Erdoğan is shifting in this direction as his traditional bases of support now demand that migrants leave the country, leaving Erdoğan and his party scrambling for a solution. Economic distress and the societal discontent caused by the increasingly visible presence of migrants are the two main parameters shaping the electoral discourse in Turkey. Erdoğan believes that novel methods in foreign policy can address each of these issues, hence his drive to unilaterally resolve long-standing disputes with a foe like Assad.
Nevertheless, engaging with Assad has been difficult, as Ankara and Damascus share no formal diplomatic relations. After Turkey’s foreign minister revealed that he had met his Syrian counterpart in Belgrade last year, Turkish officials have persistently declared that higher level contacts can and should materialize. Erdoğan, himself, revealed that he had hoped to meet Assad in the Shanghai Cooperation Organization summit earlier this month. The president likely believes that he can seal an agreement once leader-to-leader contact is established.

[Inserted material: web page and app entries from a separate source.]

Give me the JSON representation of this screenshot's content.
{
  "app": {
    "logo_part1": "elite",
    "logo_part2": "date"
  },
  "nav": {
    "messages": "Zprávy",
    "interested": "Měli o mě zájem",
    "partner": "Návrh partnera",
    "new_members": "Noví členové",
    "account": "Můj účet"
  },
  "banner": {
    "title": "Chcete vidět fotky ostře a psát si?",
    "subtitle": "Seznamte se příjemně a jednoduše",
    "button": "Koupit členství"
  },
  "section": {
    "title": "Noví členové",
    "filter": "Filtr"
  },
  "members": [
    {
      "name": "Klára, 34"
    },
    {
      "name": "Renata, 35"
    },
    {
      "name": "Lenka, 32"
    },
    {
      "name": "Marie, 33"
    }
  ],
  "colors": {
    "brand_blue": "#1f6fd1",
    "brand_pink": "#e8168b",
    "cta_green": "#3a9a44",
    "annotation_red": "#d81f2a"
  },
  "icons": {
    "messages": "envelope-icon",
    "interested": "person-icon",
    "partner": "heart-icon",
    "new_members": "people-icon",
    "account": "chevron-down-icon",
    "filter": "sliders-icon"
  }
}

This changing reality has only been underlined by recently unearthed meetings between Turkey’s intelligence chief and his Syrian counterpart in Moscow—meetings in which a list of initial demands is alleged to have been exchanged between the parties. Indeed, Russia appears to be playing a key broker role in the process, triangulating between Ankara and Damascus with the though that a reconciliation between the two would serve the Kremlin’s interests.
As the domestic and international spheres of policy-making become increasingly entangled in Turkey, the viability of some of Turkey’s new foreign policy endeavors are increasingly doubtful. Despite the risks he has taken, current polling suggests that Erdoğan’s diplomatic endeavors have had little to no impact on electoral projections. The Turkish electorate is either disinterested in the process or is dissuaded by the prospects it entails, as a rehabilitation of the economy has yet to materialize. Given the situation, Erdoğan will now make a final play with Assad, hoping that the return of migrants will make meaningful impacts in the polls if an accord can be made before summer. Regardless of whether Erdoğan’s strategy will work to ensure him another electoral victory, the politicization of foreign policy makes for a risky game of myriad uncertainties